Thursday, 1 November 2018
…that you do not become sluggish, but imitate those who through faith and patience inherit the promises. Hebrews 6:12
The “same diligence to the full assurance of hope until the end” which was stated in the preceding verse is now explained by saying, “that you do not become sluggish.” To become sluggish implies a change from one state to another. In this case, it is going from diligence to sluggishness. This word was introduced in verse 5:11 as “dull” as in “dull in hearing.” This is now its last use in the Bible. It signifies being lackadaisical, lazy, and so on. The author is imploring his Hebrew audience to not allow this type of attitude to prevail, but rather to remain diligent. He then explains the rest of the words from 5:11, and which contrast being sluggish in this verse by saying, “but imitate those who through faith and patience inherit the promises.”
Some older translations say that they are to be “followers” of those examples. This misses the force of the thought. One can follow without imitating. Rather, we are to emulate them. Further, the Greek of the verb for “inherit” is in the present tense. It should say, “are inheriting.” There is no doubt about their state. They are in the process of inheriting the promises, and the author asks his readers to imitate them as they conduct their lives in Christ with the same diligence. In this, they will remain confident of the hope they possess. They too are inheriting the promises, but to become sluggish in their attitude will cause them to lose the confidence they should possess in this. When one lacks confidence, they become ineffective in the matters in which their confidence is lacking.
Some of those who are referred to in this verse will be explicitly named in Chapter 11, the “Hall of Fame” of the faith. It is those who persevere in faith and good works that will receive the greater blessing on that day. All who have come to saving faith in the Lord’s promises (as are realized in Messiah), the redeemed of the ages, will be there. However, there will certainly be different rewards and many losses based on what we do in this life. But one should never feel that his contribution is insignificant compared to great scholars, evangelists, or theologians. Hebrews 11 will show that whatever is worthy of reward is that which is done in faith. One can be a great Bible scholar, but possess little faith in the Bible. Another can be a janitor with little theological training, and yet he can possess complete faith in what the Bible proclaims. Which of the two is on the more sure footing?

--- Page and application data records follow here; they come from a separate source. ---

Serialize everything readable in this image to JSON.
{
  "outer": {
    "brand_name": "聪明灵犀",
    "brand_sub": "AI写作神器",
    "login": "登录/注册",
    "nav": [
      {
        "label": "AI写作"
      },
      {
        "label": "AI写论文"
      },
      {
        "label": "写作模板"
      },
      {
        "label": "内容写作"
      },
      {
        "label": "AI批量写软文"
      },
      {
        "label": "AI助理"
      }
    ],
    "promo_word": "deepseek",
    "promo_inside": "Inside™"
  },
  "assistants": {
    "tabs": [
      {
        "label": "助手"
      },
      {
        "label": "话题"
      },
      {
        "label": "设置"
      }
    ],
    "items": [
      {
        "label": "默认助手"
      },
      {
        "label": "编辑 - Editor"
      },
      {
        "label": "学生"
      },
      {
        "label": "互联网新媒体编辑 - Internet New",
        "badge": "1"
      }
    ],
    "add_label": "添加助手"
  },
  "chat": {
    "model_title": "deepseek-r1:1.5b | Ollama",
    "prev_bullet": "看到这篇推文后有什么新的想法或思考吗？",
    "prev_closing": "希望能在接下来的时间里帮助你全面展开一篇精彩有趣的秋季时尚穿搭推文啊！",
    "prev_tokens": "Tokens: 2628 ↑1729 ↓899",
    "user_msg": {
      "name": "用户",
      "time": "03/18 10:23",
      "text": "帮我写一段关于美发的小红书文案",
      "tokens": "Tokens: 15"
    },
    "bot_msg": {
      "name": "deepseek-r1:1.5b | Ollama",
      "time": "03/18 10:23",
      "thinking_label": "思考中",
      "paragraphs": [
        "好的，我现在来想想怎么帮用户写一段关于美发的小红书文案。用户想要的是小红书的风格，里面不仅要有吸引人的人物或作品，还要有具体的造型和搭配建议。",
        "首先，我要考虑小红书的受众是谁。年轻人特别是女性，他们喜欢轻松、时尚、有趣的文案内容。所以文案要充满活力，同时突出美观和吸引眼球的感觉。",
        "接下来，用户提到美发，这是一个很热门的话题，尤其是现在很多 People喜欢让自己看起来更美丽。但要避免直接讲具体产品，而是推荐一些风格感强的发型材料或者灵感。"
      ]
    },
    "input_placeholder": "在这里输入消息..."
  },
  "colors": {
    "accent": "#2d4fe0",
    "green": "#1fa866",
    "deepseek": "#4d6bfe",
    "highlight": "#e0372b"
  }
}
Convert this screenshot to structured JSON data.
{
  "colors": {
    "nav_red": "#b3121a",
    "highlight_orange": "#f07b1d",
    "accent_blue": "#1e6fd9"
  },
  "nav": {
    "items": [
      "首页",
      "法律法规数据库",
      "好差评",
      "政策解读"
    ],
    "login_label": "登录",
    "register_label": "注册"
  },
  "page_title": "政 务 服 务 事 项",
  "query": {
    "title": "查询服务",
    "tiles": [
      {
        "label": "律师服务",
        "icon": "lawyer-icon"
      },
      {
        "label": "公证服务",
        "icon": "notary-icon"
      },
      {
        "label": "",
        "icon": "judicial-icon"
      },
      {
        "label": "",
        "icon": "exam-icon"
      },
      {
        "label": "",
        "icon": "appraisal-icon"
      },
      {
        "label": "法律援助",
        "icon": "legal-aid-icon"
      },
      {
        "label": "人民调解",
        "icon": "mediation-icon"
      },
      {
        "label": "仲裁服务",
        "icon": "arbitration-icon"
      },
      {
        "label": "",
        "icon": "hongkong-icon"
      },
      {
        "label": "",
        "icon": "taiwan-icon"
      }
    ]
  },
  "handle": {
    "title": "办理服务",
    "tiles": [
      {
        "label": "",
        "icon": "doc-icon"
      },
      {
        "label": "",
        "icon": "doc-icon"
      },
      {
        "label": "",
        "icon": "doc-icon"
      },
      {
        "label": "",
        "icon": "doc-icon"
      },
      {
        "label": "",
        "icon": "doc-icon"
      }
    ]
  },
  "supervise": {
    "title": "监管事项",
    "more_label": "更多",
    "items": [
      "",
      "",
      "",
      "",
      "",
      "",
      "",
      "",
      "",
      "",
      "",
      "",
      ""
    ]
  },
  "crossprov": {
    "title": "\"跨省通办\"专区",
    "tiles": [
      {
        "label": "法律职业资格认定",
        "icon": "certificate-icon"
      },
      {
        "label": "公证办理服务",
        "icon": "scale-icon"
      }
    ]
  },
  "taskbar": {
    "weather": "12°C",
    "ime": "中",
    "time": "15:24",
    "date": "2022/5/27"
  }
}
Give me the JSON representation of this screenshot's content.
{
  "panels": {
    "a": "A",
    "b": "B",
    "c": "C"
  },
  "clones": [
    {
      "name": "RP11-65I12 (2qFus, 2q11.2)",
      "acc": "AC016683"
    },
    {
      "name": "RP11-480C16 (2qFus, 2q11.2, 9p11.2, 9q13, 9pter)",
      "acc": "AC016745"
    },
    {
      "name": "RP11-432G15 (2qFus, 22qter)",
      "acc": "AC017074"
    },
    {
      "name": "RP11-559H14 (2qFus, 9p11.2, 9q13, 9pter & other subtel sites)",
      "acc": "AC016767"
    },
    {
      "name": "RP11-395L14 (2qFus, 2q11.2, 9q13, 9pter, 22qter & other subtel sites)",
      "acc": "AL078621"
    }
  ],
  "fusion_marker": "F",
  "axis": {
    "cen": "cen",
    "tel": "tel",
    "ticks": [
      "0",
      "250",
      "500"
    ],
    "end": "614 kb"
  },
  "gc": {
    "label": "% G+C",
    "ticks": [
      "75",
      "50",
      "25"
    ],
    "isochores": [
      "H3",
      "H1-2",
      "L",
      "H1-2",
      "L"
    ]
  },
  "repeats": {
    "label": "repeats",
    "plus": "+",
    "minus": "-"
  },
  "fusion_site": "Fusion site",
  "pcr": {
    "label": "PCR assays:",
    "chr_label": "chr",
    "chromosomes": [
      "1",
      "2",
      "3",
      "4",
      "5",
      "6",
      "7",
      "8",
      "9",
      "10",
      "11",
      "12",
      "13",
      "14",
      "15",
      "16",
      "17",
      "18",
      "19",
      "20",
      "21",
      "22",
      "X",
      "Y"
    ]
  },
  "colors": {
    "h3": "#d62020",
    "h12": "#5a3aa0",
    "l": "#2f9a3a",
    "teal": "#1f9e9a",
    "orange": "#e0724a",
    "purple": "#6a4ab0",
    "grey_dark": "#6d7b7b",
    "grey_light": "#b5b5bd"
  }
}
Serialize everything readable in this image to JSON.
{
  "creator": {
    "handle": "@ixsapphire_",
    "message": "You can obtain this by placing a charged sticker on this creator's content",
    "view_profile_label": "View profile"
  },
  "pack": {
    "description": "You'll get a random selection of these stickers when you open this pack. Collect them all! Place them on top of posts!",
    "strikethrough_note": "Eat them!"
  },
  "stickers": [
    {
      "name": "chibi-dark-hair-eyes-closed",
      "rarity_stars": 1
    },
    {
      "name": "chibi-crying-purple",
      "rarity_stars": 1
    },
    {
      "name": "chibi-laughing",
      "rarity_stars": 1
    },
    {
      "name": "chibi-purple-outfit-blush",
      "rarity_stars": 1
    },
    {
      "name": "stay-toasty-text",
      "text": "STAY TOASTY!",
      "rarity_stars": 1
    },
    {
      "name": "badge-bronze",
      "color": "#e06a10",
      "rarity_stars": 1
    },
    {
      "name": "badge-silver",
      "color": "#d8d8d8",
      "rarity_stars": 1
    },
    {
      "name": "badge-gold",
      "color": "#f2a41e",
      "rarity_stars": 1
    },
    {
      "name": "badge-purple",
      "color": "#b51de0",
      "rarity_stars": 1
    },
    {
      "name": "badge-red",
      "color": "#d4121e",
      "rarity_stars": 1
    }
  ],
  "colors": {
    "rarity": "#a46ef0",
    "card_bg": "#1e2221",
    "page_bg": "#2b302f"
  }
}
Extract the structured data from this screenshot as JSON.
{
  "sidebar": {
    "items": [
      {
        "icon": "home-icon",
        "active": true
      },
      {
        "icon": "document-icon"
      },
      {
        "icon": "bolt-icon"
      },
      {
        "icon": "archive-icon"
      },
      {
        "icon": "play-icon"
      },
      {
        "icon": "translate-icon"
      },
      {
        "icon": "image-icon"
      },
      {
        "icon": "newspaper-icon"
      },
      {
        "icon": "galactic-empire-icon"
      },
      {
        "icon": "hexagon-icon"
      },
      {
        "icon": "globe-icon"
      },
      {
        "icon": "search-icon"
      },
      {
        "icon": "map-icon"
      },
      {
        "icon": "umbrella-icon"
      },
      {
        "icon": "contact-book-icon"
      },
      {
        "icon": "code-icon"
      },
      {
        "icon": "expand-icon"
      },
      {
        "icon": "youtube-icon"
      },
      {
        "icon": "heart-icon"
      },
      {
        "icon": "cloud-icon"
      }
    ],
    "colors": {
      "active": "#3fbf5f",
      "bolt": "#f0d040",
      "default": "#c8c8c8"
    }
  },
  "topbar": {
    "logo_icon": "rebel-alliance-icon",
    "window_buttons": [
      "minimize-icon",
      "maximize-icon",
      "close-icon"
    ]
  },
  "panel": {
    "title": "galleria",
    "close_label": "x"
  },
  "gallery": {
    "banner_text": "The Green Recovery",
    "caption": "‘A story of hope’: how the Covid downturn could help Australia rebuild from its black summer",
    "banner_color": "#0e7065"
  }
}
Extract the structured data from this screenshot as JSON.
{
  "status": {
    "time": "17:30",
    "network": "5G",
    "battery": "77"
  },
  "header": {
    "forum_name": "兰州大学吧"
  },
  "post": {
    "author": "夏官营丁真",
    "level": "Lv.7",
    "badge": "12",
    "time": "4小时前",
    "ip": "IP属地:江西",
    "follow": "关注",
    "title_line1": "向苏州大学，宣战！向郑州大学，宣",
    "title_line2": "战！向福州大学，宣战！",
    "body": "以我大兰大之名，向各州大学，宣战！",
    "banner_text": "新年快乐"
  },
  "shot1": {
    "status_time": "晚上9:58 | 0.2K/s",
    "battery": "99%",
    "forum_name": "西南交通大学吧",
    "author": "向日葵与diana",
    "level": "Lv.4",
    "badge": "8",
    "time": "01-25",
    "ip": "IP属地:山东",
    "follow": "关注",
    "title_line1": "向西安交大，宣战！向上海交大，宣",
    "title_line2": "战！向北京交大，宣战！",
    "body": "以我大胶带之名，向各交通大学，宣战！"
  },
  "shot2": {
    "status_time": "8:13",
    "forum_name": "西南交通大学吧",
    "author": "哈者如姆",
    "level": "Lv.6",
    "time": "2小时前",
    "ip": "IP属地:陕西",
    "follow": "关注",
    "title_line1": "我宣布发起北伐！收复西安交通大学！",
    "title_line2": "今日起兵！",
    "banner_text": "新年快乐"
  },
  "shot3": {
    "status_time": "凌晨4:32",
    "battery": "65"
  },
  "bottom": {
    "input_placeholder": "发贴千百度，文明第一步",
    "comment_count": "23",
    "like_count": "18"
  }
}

Life application: Although there is surely a ranking within the gifts which God portions out to His people, it doesn’t necessarily mean the reward for exercising a lesser gift will be less than that of exercising a greater gift. If a person who has a greater gift doesn’t exercise it, by faith, to his utmost, can he expect greater rewards than someone who cheerfully and humbly exercises his lesser gift in total faith? Each person is given a gift and the ability to exercise it, in faith, to the glory of Christ Jesus. Let us ever strive to do so to the utmost of our ability!
Thank you O God, for the gifts that You have given to us in our Christian walk. Help us to be aware of them, exercise them to our utmost, and to do this in a manner which brings glory to You and not to us. May we never look down on, or in envy of, others as they pursue the exercise of their gifts. Glory to You for how You have dealt with us! Amen.